2019 New Orleans Jazz Fest's first weekend wraps with Marsalis family reunion
Sunday was a day of gratitude and tribute at the New Orleans Jazz and Heritage Festival.
Bonnie Raitt thanked festival producer Quint Davis for the many times he’s booked her since 1977.
The Indigo Girls gave Jazz Fest a 50th anniversary shout-out.
And at a jam-packed WWOZ Jazz Tent, Delfeayo Marsalis, on behalf of his assembled brothers, thanked their father Ellis, and their late mother, Dolores, for their existence and ongoing musical camaraderie: “It’s a credit to them that we’re up here.”

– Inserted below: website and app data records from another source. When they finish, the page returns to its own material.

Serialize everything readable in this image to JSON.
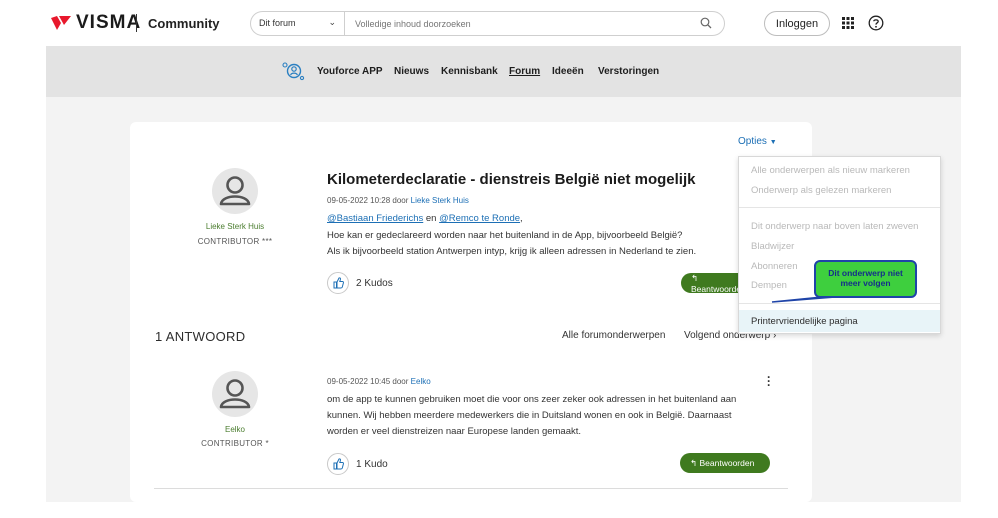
{
  "header": {
    "brand": "VISMA",
    "community": "Community",
    "search_scope": "Dit forum",
    "search_placeholder": "Volledige inhoud doorzoeken",
    "login_label": "Inloggen"
  },
  "nav": {
    "items": [
      "Youforce APP",
      "Nieuws",
      "Kennisbank",
      "Forum",
      "Ideeën",
      "Verstoringen"
    ],
    "active": "Forum"
  },
  "topic": {
    "options_label": "Opties",
    "title": "Kilometerdeclaratie - dienstreis België niet mogelijk",
    "date": "09-05-2022 10:28",
    "by_label": "door",
    "author": "Lieke Sterk Huis",
    "author_rank": "CONTRIBUTOR ***",
    "mention_1": "@Bastiaan Friederichs",
    "mention_joiner": "en",
    "mention_2": "@Remco te Ronde",
    "mention_end": ",",
    "body_line_1": "Hoe kan er gedeclareerd worden naar het buitenland in de App, bijvoorbeeld België?",
    "body_line_2": "Als ik bijvoorbeeld station Antwerpen intyp, krijg ik alleen adressen in Nederland te zien.",
    "kudos": "2 Kudos",
    "reply_label": "Beantwoorden"
  },
  "answers": {
    "heading": "1 ANTWOORD",
    "all_topics": "Alle forumonderwerpen",
    "next_topic": "Volgend onderwerp ›"
  },
  "reply": {
    "date": "09-05-2022 10:45",
    "by_label": "door",
    "author": "Eelko",
    "author_rank": "CONTRIBUTOR *",
    "body_line_1": "om de app te kunnen gebruiken moet die voor ons zeer zeker ook adressen in het buitenland aan",
    "body_line_2": "kunnen. Wij hebben meerdere medewerkers die in Duitsland wonen en ook in België. Daarnaast",
    "body_line_3": "worden er veel dienstreizen naar Europese landen gemaakt.",
    "kudos": "1 Kudo",
    "reply_label": "Beantwoorden"
  },
  "options_menu": {
    "items": [
      "Alle onderwerpen als nieuw markeren",
      "Onderwerp als gelezen markeren",
      "Dit onderwerp naar boven laten zweven",
      "Bladwijzer",
      "Abonneren",
      "Dempen",
      "Printervriendelijke pagina"
    ]
  },
  "callout": {
    "line_1": "Dit onderwerp niet",
    "line_2": "meer volgen"
  },
  "colors": {
    "accent_link": "#1c6fb5",
    "reply_button": "#3f7a1f",
    "author_green": "#4b7d2f",
    "callout_fill": "#3ecf3e",
    "callout_border": "#1f44a8"
  }
}
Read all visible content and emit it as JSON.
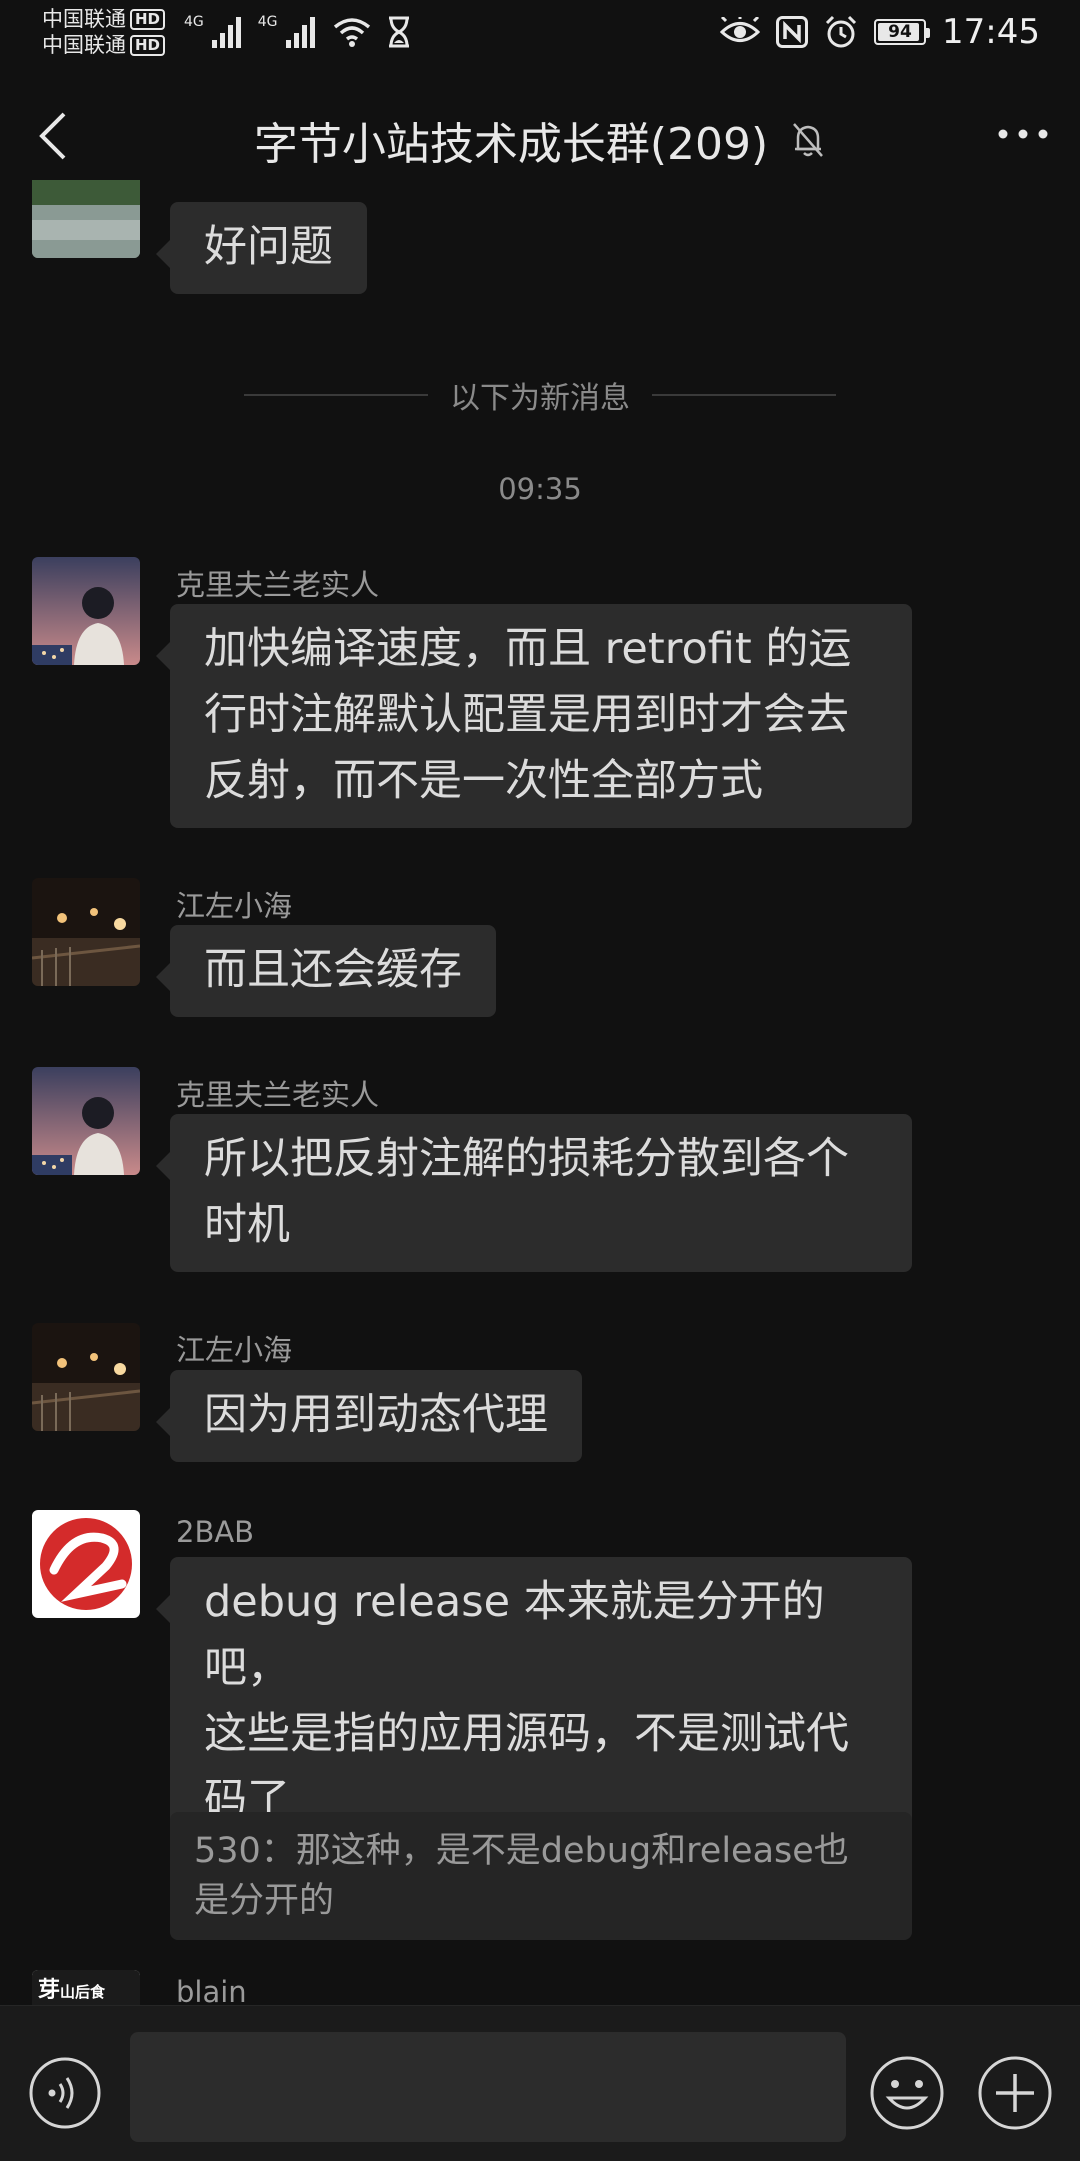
{
  "status_bar": {
    "carrier_1": "中国联通",
    "carrier_2": "中国联通",
    "hd_1": "HD",
    "hd_2": "HD",
    "net_1": "4G",
    "net_2": "4G",
    "battery": "94",
    "battery_level": 0.94,
    "time": "17:45"
  },
  "header": {
    "title": "字节小站技术成长群(209)",
    "back_icon": "chevron-left-icon",
    "mute_icon": "bell-off-icon",
    "more_icon": "more-horizontal-icon"
  },
  "messages": {
    "top_bubble": "好问题",
    "divider": "以下为新消息",
    "timestamp": "09:35",
    "m1_sender": "克里夫兰老实人",
    "m1_line1": "加快编译速度，而且 retrofit 的运",
    "m1_line2": "行时注解默认配置是用到时才会去",
    "m1_line3": "反射，而不是一次性全部方式",
    "m2_sender": "江左小海",
    "m2_text": "而且还会缓存",
    "m3_sender": "克里夫兰老实人",
    "m3_line1": "所以把反射注解的损耗分散到各个",
    "m3_line2": "时机",
    "m4_sender": "江左小海",
    "m4_text": "因为用到动态代理",
    "m5_sender": "2BAB",
    "m5_line1": "debug release 本来就是分开的吧，",
    "m5_line2": "这些是指的应用源码，不是测试代",
    "m5_line3": "码了",
    "m5_quote_line1": "530：那这种，是不是debug和release也",
    "m5_quote_line2": "是分开的",
    "m6_sender": "blain",
    "m6_avatar_text": "芽",
    "m6_avatar_text2": "山后食"
  },
  "input_bar": {
    "voice_icon": "voice-icon",
    "emoji_icon": "emoji-icon",
    "plus_icon": "plus-circle-icon"
  },
  "colors": {
    "background": "#111111",
    "bubble": "#2c2c2c",
    "quote": "#252525",
    "secondary_text": "#9a9a9a",
    "brand_red": "#d42b2b"
  }
}
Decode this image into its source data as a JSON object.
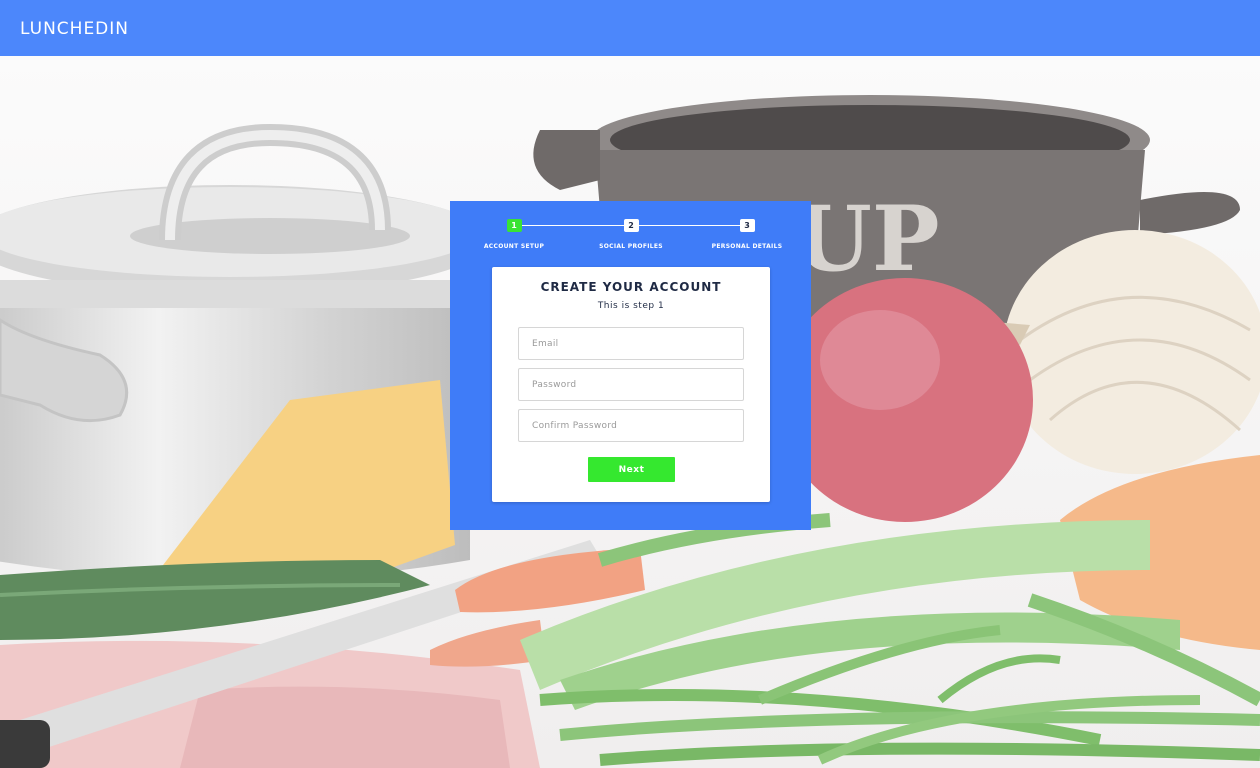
{
  "navbar": {
    "brand": "LUNCHEDIN",
    "color": "#4c87fb"
  },
  "background": {
    "description_icon": "kitchen-photo",
    "pot_lettering": "SOUP"
  },
  "signup": {
    "steps": [
      {
        "number": "1",
        "label": "ACCOUNT SETUP",
        "active": true
      },
      {
        "number": "2",
        "label": "SOCIAL PROFILES",
        "active": false
      },
      {
        "number": "3",
        "label": "PERSONAL DETAILS",
        "active": false
      }
    ],
    "title": "CREATE YOUR ACCOUNT",
    "subtitle": "This is step 1",
    "fields": {
      "email": {
        "placeholder": "Email",
        "value": ""
      },
      "password": {
        "placeholder": "Password",
        "value": ""
      },
      "confirm_password": {
        "placeholder": "Confirm Password",
        "value": ""
      }
    },
    "next_label": "Next",
    "colors": {
      "card": "#3f7cf8",
      "active_step": "#39e334",
      "next_button": "#35e82f"
    }
  }
}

The Marsalis family reunion capped off a day of old favorites at Jazz Fest, including Raitt, Al Green, Van Morrison and the O’Jays, alongside such relative newcomers as Bleachers and J Balvin...
...For trombonist Delfeayo, saxophonist Branford, trumpeter Wynton and drummer Jason Marsalis to share a stage with their father is a rare occurrence; hence, the Jazz Tent overflowed at the end of the day. But this set was not about spotlighting the sons. It was about saluting their father by showcasing his elegant compositions.
On the opening “Crescent City Strut,” their solos — first Delfeayo, then Branford, Wynton, Ellis and finally Jason — were in keeping with the song’s spry, stately nature. Branford and Wynton were more adventurous on “Tell Me.” The family settled back down for the romantic vibe of “Orchid Blue.” Harmonies abounded.
Branford also made note of his and buddy Harry Connick’s Jr. post-Hurricane Katrina project, the Musicians’ Village in the Upper 9th Ward, a partnership with Habitat for Humanity that has provided housing for dozens of musicians and others. The centerpiece of the Village is the Ellis Marsalis Center for Music, a performance and educational space.
As an extension of the salute to Ellis, a trio of young students from the center that bears his name took center stage for “When the Saints Go Marching In.” A 13-year-old visually impaired student vocalist named Jayla Raymond earned a roar of approval for her rendition of “When You’re Smiling (The Whole World Smiles With You).”
With that, the stage was back in the hands of the Marsalis family and bassist Eric Revis, a longtime member of Branford’s band (and a former student of Ellis’ at the University of New Orleans). Branford introduced “After” as “a beautiful ballad (Ellis) wrote before we were born.” Wynton’s muted trumpet was all burnished gold.
The set, to this point, was enjoyable, but could have benefited from more fireworks. With the clock winding down, those fireworks finally arrived. Wynton uncorked the razzed trumpet opening of the Mardi Gras anthem “Second Line, Pt. 1.” Delfeayo pumped his fists, the audience rose as one, and it was on.
Delfeayo, Branford and Wynton marched offstage, still playing, into the densely packed crowd in front of the barricades. They made their way across the width of the tent, finally returning to the stage at the opposite side, as drummers Herlin Riley and Shannon Powell joined in.
It was the exclamation point the Marsalis reunion, and the first weekend of the 50th anniversary Jazz Fest, needed.